What you are asked to do:
Look through the data and write out every line with the word "body" in it.

Dataset extract:
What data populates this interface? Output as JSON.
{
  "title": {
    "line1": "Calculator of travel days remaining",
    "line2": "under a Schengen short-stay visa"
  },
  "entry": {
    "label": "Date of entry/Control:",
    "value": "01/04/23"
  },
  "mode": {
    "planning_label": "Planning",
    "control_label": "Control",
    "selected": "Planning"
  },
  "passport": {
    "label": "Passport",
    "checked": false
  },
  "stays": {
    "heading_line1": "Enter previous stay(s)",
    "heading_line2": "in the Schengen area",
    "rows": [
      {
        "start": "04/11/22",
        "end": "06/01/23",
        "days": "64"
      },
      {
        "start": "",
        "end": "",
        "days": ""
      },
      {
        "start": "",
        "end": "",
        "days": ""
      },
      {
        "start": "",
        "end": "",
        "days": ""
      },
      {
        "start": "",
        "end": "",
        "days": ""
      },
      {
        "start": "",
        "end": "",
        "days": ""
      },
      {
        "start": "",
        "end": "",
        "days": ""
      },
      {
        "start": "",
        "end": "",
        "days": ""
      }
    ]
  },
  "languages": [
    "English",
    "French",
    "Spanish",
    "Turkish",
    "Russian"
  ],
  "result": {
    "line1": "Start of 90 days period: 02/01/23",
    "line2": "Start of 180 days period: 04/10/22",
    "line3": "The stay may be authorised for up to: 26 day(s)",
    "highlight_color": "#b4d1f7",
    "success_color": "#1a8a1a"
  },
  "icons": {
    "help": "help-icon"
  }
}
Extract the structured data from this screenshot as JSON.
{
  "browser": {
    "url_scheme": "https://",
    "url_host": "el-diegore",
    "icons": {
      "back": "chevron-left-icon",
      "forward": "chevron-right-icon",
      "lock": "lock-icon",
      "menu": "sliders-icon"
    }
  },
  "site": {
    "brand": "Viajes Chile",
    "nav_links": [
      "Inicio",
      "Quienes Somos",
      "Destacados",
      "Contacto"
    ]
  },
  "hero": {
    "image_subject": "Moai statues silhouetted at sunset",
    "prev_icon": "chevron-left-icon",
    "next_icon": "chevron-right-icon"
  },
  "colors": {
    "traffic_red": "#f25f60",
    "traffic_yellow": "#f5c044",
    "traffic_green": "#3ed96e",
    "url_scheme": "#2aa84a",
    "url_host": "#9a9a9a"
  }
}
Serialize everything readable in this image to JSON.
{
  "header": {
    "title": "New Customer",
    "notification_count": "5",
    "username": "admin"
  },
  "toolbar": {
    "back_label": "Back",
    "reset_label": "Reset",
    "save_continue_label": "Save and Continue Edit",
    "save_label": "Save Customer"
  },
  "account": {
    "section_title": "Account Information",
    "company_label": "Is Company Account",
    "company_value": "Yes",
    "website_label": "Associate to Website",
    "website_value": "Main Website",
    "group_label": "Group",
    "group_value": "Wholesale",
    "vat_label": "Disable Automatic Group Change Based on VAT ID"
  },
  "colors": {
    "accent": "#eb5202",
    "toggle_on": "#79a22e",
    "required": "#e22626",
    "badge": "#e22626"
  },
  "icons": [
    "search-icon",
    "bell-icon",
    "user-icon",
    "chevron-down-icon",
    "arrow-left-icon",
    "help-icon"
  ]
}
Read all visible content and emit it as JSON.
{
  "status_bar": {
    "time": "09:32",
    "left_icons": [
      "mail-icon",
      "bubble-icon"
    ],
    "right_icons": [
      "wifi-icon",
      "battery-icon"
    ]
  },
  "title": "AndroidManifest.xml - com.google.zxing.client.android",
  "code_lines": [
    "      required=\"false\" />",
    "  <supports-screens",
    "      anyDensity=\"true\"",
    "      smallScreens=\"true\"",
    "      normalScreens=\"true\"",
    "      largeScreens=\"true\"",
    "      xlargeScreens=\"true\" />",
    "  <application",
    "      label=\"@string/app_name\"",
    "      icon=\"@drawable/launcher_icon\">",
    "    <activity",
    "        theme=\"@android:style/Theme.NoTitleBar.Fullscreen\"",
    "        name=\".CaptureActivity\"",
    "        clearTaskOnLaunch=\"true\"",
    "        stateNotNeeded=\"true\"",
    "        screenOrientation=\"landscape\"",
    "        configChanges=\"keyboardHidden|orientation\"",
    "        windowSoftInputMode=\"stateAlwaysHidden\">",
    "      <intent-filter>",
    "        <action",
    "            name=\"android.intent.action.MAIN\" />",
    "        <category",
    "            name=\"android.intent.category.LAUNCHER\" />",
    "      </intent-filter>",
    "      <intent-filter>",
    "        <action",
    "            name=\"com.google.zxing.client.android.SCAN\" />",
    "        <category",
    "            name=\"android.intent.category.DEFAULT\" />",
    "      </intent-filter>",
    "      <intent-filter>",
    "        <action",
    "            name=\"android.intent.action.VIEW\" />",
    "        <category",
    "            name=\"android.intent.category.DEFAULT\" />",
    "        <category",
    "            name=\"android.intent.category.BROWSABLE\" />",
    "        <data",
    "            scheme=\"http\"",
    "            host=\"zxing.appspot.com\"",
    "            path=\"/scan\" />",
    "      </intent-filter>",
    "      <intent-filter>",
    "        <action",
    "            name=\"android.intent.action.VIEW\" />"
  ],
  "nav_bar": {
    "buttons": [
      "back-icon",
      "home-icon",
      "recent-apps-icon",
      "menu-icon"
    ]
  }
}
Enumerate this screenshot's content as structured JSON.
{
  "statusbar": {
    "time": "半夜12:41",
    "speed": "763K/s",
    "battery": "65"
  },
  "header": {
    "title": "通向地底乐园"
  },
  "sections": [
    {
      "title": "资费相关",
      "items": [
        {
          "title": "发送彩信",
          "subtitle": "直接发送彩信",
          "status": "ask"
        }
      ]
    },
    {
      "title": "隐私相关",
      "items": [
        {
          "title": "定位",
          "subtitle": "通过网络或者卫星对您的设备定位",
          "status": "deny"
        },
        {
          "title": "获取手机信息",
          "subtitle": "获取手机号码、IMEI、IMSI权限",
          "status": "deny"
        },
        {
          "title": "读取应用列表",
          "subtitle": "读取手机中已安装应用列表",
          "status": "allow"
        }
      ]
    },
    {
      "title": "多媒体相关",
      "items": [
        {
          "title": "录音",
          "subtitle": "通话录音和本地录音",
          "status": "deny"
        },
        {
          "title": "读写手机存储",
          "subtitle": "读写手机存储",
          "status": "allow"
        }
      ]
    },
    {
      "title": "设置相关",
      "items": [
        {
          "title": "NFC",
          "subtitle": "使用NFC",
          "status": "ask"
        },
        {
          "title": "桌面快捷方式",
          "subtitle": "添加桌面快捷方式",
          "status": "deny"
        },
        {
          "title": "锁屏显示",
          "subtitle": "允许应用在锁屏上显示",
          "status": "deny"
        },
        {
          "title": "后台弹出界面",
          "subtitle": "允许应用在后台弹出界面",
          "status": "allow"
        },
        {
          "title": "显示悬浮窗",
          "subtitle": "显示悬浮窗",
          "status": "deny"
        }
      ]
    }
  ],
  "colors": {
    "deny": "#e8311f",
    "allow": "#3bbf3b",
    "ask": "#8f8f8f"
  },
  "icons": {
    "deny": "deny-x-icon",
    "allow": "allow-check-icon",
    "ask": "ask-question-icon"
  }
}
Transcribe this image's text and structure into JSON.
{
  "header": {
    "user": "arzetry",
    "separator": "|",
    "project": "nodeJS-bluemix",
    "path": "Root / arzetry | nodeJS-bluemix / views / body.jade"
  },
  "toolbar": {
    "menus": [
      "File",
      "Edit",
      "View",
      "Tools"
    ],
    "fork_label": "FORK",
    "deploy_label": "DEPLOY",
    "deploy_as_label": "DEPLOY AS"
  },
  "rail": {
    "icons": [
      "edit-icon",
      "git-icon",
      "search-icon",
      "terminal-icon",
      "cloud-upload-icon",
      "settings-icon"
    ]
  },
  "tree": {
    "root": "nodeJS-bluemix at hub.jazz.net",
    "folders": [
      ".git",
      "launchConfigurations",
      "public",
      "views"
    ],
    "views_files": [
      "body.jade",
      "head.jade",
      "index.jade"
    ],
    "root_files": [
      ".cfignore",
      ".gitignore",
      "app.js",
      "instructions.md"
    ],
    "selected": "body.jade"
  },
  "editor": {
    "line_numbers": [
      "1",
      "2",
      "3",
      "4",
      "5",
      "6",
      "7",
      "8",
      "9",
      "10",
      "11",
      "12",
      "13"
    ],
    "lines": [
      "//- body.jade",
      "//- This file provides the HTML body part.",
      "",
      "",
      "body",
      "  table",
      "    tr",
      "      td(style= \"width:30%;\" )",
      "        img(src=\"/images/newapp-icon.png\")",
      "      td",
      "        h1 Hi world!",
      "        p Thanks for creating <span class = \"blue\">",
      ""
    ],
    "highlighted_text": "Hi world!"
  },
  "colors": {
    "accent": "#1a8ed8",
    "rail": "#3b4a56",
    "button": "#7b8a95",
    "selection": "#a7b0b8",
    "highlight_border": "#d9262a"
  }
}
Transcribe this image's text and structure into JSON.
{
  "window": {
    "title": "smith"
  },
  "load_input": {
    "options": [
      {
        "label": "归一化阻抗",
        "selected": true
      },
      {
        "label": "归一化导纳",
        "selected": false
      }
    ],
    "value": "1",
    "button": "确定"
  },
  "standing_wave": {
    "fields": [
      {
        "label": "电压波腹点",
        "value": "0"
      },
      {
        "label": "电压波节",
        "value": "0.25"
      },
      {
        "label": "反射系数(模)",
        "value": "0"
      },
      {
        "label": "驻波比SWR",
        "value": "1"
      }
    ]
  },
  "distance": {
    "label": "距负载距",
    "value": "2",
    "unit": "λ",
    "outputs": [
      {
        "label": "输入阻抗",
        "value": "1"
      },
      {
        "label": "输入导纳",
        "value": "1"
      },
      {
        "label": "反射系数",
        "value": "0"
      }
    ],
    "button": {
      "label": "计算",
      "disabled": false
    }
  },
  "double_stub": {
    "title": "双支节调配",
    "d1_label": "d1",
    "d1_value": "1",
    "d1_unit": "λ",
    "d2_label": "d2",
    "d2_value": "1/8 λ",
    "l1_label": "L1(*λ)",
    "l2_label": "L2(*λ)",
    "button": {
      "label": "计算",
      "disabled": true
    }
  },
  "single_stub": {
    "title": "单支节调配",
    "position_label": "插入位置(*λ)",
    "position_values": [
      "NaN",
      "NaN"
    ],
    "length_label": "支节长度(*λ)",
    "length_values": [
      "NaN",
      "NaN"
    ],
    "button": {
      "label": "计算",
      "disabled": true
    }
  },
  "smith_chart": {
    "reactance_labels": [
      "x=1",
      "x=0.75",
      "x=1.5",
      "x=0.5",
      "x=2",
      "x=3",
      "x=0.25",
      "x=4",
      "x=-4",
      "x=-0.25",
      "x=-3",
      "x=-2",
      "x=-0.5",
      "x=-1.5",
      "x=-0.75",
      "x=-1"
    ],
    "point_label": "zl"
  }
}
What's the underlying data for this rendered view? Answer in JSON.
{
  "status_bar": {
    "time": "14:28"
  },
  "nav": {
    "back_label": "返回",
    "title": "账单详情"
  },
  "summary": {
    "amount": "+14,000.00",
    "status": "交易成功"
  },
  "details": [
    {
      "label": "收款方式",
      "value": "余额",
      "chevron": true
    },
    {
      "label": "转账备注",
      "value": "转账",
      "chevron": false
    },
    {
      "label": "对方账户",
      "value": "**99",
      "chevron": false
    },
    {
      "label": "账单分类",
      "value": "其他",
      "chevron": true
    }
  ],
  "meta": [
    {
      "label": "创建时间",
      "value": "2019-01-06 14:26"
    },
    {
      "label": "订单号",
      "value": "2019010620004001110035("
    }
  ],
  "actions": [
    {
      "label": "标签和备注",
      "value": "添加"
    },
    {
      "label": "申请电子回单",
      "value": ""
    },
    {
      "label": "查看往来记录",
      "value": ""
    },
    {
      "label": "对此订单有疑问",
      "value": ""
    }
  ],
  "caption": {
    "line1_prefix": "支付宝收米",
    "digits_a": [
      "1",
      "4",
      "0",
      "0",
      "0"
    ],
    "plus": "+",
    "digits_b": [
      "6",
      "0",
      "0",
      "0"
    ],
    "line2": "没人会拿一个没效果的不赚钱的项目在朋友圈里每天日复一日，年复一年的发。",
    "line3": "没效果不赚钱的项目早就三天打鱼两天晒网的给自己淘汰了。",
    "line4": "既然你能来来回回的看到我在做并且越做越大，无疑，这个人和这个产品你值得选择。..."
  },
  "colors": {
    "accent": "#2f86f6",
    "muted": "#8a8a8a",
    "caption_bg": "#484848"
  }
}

The answer:
    "path": "Root / arzetry | nodeJS-bluemix / views / body.jade"
      "body.jade",
    "selected": "body.jade"
      "//- body.jade",
      "//- This file provides the HTML body part.",
      "body",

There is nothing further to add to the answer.